  • Topic: Conflict Resolution, Islam, Terrorism, Insurgency, Counterinsurgency
  • Political Geography: Pakistan, Afghanistan, Taliban, Arabia
  • Author: Michael Knights
  • Publication Date: 07-2011
  • Content Type: Journal Article
  • Journal: CTC Sentinel
  • Institution: The Combating Terrorism Center at West Point
  • Abstract: The stabilization of iraq has become wedged on a plateau, beyond which further improvement will be a slow process. According to incident metrics compiled by Olive Group, the average monthly number of insurgent attacks between January and June 2011 was 380. The incident count in January was 376, indicating that incident levels remained roughly stable in the first half of 2011. One reason behind this stability is the ongoing virulence of northern and central Iraqi insurgents operating within Sunni Arab communities. Five predominately Sunni provinces and western Baghdad were responsible for an average of 68.5% of national incidents each month in 2011.
  • Topic: Insurgency
  • Political Geography: Iraq, Baghdad, Arabia
  • Author: Thomas Hegghammer
  • Publication Date: 02-2010
  • Content Type: Working Paper
  • Institution: The Combating Terrorism Center at West Point

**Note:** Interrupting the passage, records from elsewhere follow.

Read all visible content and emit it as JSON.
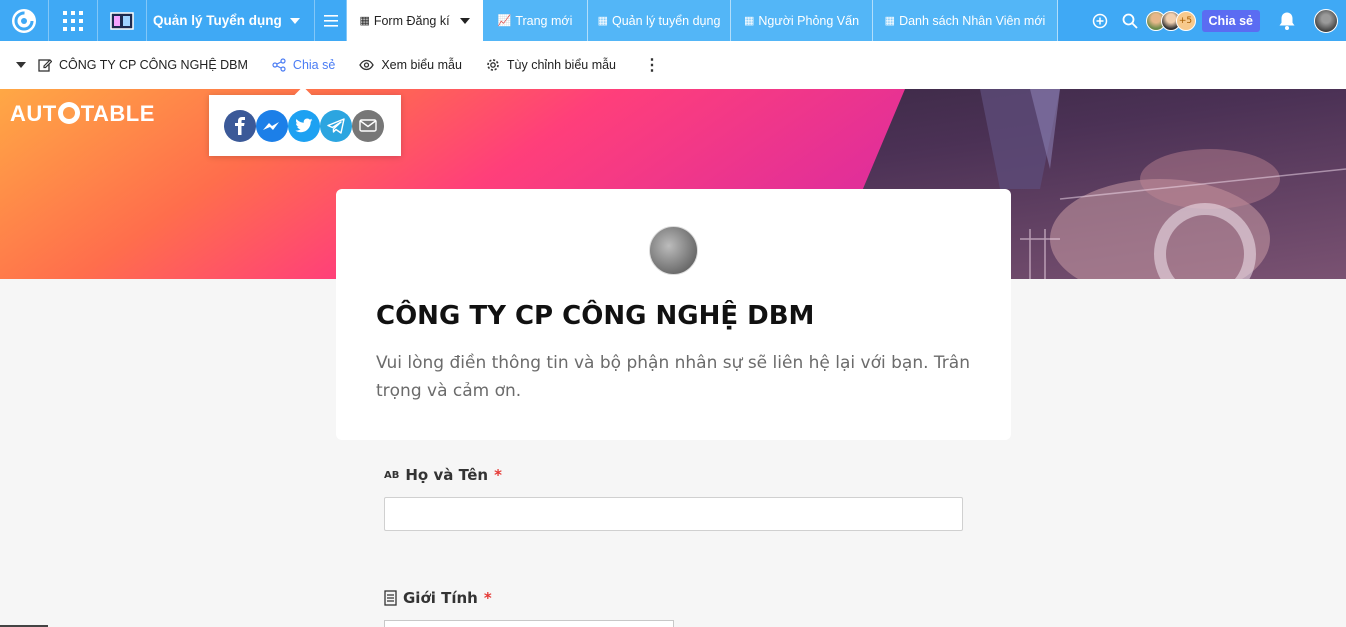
{
  "topbar": {
    "app_name": "Quản lý Tuyển dụng",
    "tabs": [
      {
        "label": "Form Đăng kí",
        "icon": "table-icon",
        "active": true
      },
      {
        "label": "Trang mới",
        "icon": "chart-icon",
        "active": false
      },
      {
        "label": "Quản lý tuyển dụng",
        "icon": "table-icon",
        "active": false
      },
      {
        "label": "Người Phỏng Vấn",
        "icon": "table-icon",
        "active": false
      },
      {
        "label": "Danh sách Nhân Viên mới",
        "icon": "table-icon",
        "active": false
      }
    ],
    "collaborator_count": "+5",
    "share_label": "Chia sẻ"
  },
  "toolbar": {
    "form_name": "CÔNG TY CP CÔNG NGHỆ DBM",
    "share": "Chia sẻ",
    "preview": "Xem biểu mẫu",
    "customize": "Tùy chỉnh biểu mẫu"
  },
  "banner": {
    "brand_left": "AUT",
    "brand_right": "TABLE"
  },
  "share_popup": {
    "networks": [
      "facebook-icon",
      "messenger-icon",
      "twitter-icon",
      "telegram-icon",
      "email-icon"
    ]
  },
  "form": {
    "title": "CÔNG TY CP CÔNG NGHỆ DBM",
    "description": "Vui lòng điền thông tin và bộ phận nhân sự sẽ liên hệ lại với bạn. Trân trọng và cảm ơn.",
    "fields": [
      {
        "label": "Họ và Tên",
        "required_mark": "*",
        "icon": "ab-icon",
        "value": ""
      },
      {
        "label": "Giới Tính",
        "required_mark": "*",
        "icon": "list-icon",
        "value": ""
      }
    ]
  },
  "colors": {
    "topbar": "#3fa9f5",
    "share_button": "#5b6cf2",
    "required": "#e53935",
    "share_link": "#4a7cf4"
  }
}
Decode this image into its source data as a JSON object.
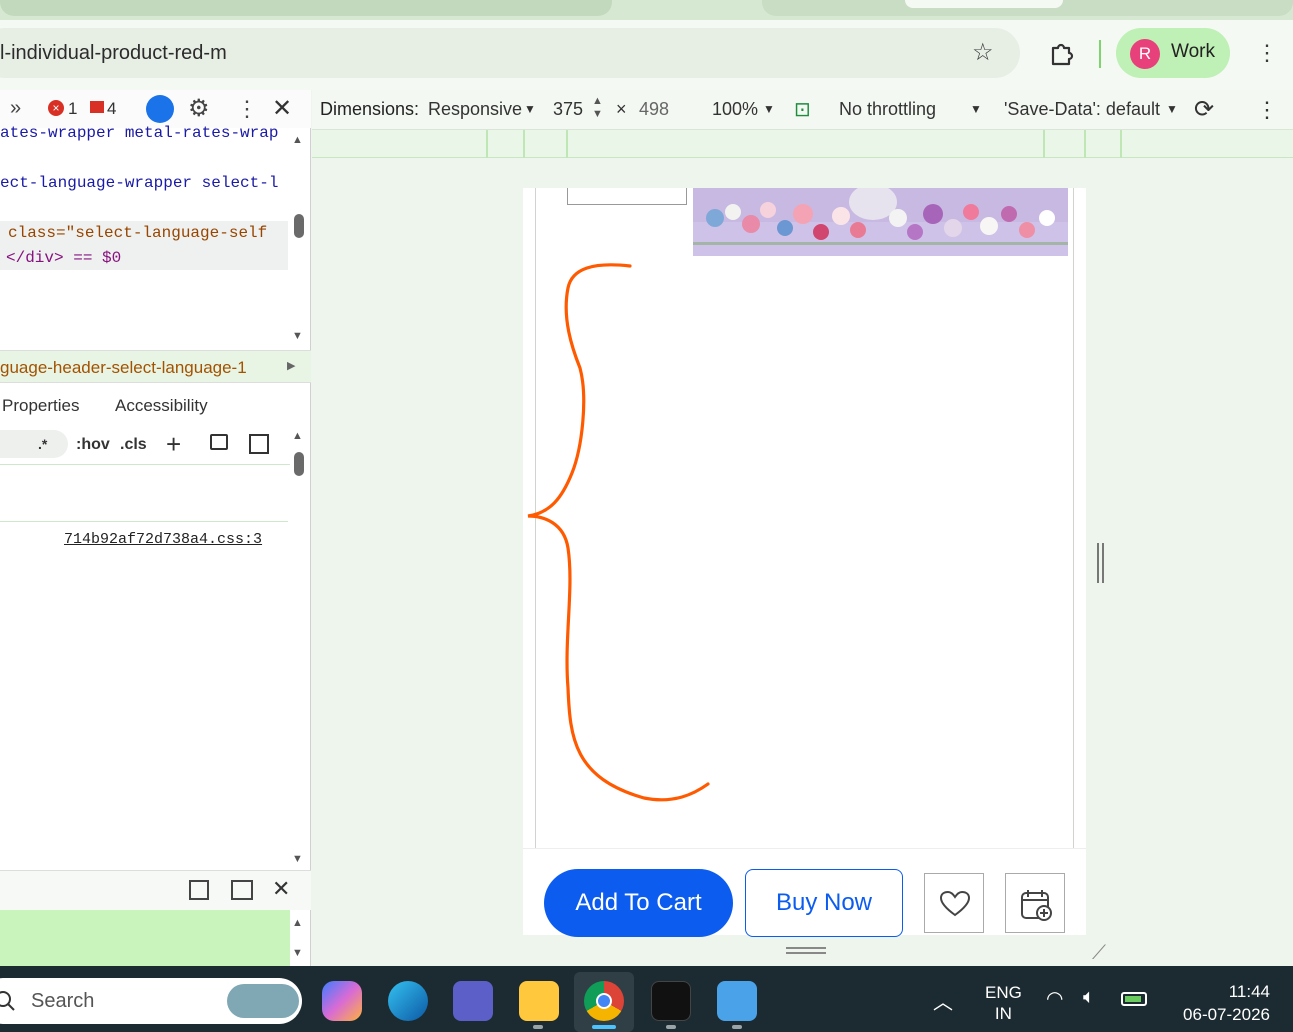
{
  "browser": {
    "url": "l-individual-product-red-m",
    "profile_initial": "R",
    "profile_name": "Work"
  },
  "devtools": {
    "error_count": "1",
    "warning_count": "4",
    "code_lines": [
      "ates-wrapper metal-rates-wrap",
      "ect-language-wrapper select-l",
      "class=\"select-language-self",
      "</div> == $0"
    ],
    "breadcrumb": "guage-header-select-language-1",
    "tabs": [
      "Properties",
      "Accessibility"
    ],
    "filter_tools": [
      ".*",
      ":hov",
      ".cls"
    ],
    "css_source": "714b92af72d738a4.css:3"
  },
  "emulation": {
    "dimensions_label": "Dimensions:",
    "device": "Responsive",
    "width": "375",
    "times": "×",
    "height": "498",
    "zoom": "100%",
    "throttling": "No throttling",
    "save_data": "'Save-Data': default"
  },
  "product_page": {
    "add_to_cart": "Add To Cart",
    "buy_now": "Buy Now"
  },
  "taskbar": {
    "search_label": "Search",
    "lang_top": "ENG",
    "lang_bottom": "IN",
    "time": "11:44",
    "date": "06-07-2026"
  },
  "colors": {
    "accent": "#0c5cf0",
    "annotation": "#ff5a00",
    "profile_chip": "#bff0b5"
  }
}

  • Abstract: This paper traces and assesses al-Qa'ida''s efforts to launch an insurgency in Saudi Arabia from the mid-1990s until today. It examines the background of Usama bin Ladin's 1996 declaration of jihad, al-Qa'ida's activities in the Kingdom of Saudi Arabia from 1996 to 2002, and the causes and evolution of the campaign waged by the group “al-Qa'ida on the Arabian Peninsula” (AQAP) from 2003 to 2006.
  • Topic: Terrorism, Insurgency
  • Political Geography: Middle East, Arabia, Saudi Arabia, Sinai Peninsula